Each line of the entries that contains the word "icon" adds one. Reply with the resulting number only.

(Data for this task)

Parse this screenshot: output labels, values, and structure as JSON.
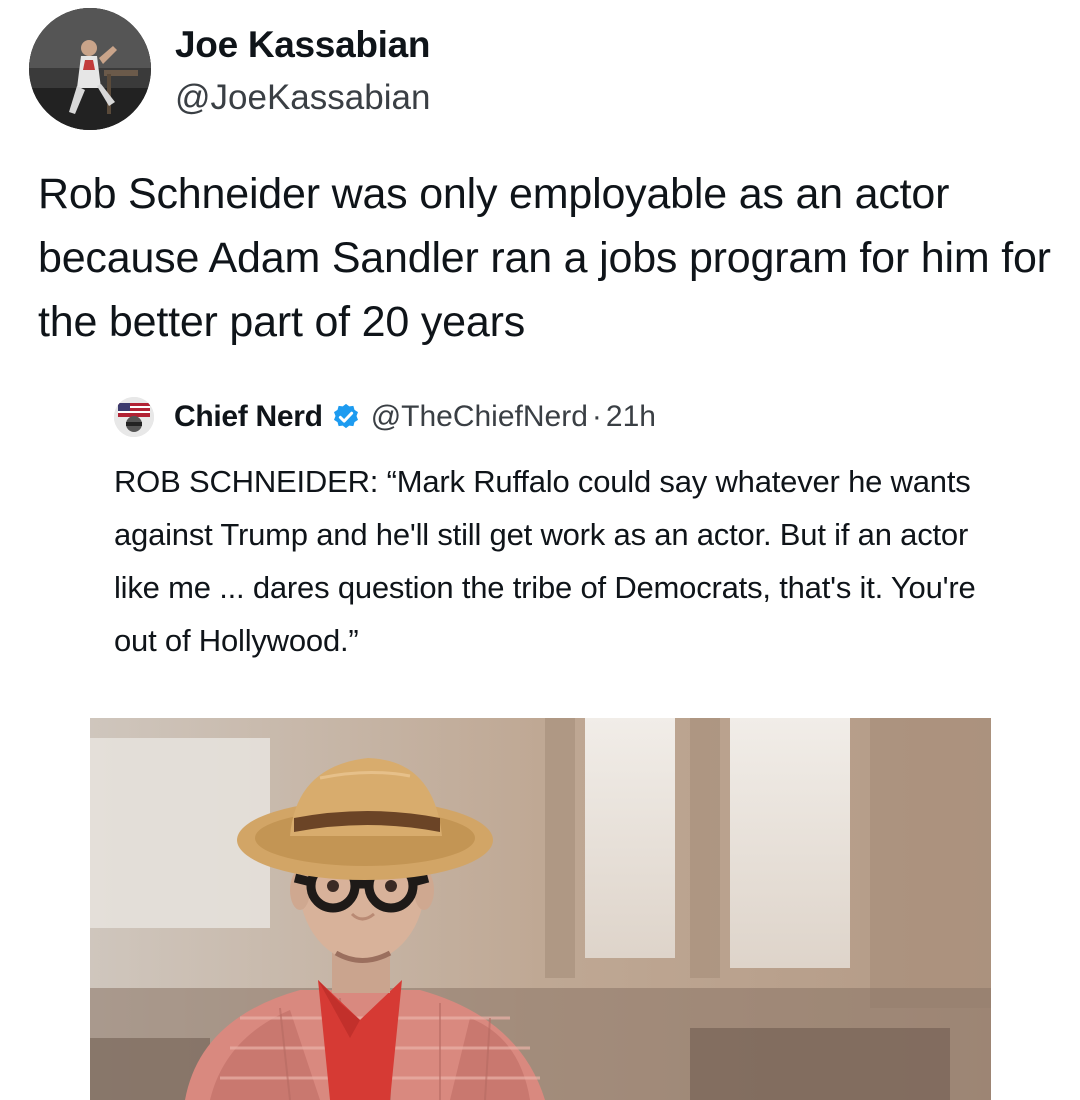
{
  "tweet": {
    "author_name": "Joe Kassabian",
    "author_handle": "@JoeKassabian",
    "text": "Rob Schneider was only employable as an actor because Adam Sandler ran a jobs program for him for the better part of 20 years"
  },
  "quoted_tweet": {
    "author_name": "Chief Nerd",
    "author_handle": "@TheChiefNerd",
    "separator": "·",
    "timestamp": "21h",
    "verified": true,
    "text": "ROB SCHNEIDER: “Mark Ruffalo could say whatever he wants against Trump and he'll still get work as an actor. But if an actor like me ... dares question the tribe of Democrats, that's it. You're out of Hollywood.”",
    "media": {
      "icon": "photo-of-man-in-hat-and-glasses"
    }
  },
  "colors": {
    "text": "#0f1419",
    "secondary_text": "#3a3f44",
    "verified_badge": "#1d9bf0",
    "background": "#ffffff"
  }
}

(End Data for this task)
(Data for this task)

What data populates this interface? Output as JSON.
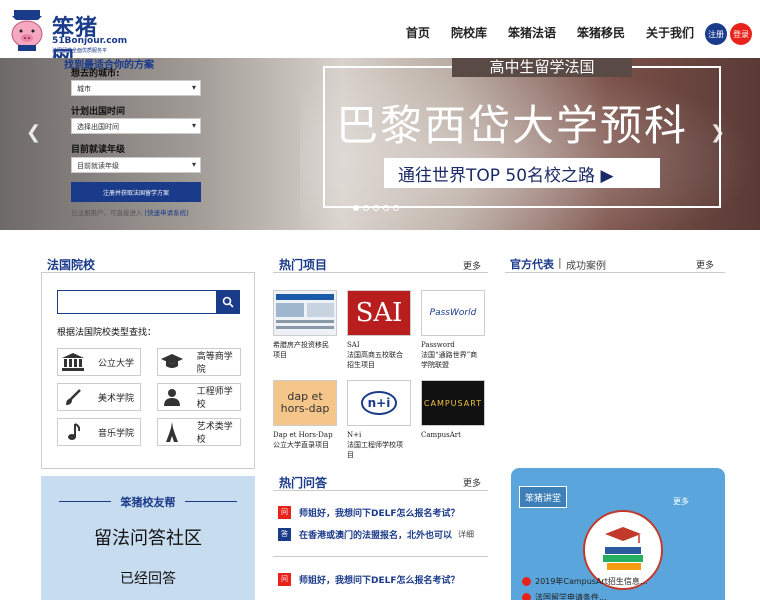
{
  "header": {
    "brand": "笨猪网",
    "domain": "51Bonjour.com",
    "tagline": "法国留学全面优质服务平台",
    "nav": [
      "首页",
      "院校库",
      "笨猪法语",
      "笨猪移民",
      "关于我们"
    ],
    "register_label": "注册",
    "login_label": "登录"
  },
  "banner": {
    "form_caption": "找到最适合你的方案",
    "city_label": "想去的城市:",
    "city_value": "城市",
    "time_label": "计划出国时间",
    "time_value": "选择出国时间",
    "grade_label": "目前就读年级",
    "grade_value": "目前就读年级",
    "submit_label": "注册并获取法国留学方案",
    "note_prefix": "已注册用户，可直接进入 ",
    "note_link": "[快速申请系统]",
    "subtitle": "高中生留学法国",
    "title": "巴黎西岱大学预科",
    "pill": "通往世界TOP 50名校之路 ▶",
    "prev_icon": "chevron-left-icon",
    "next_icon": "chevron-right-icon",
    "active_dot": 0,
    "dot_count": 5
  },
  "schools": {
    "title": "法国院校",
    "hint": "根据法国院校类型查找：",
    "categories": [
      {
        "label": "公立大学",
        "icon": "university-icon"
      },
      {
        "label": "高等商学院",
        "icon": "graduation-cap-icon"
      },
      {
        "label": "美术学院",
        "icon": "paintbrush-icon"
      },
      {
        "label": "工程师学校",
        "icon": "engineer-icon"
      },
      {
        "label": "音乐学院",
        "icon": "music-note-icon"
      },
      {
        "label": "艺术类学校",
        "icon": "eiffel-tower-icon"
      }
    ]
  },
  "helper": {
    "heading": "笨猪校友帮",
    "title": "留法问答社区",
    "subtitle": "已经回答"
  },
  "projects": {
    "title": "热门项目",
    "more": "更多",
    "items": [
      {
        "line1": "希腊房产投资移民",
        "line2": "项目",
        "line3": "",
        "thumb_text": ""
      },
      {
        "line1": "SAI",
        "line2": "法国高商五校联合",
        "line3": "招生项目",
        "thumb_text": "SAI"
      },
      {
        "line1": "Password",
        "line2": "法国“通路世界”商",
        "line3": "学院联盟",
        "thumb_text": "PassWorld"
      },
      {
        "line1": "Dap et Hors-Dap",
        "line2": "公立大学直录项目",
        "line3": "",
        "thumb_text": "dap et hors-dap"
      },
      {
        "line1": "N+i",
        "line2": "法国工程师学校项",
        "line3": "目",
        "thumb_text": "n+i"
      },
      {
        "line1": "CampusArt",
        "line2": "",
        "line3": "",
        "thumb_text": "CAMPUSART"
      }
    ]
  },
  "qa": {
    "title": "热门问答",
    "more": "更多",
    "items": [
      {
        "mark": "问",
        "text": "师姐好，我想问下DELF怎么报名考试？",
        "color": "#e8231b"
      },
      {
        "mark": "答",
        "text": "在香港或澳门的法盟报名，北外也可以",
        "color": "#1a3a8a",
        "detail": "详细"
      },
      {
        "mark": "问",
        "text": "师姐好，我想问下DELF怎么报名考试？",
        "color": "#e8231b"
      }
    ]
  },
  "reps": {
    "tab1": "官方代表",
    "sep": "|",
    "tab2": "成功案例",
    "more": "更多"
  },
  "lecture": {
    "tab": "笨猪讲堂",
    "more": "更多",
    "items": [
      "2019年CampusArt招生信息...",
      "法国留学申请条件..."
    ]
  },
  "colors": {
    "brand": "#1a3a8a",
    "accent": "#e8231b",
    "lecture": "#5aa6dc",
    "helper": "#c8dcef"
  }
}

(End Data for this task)

Result for this task ->
9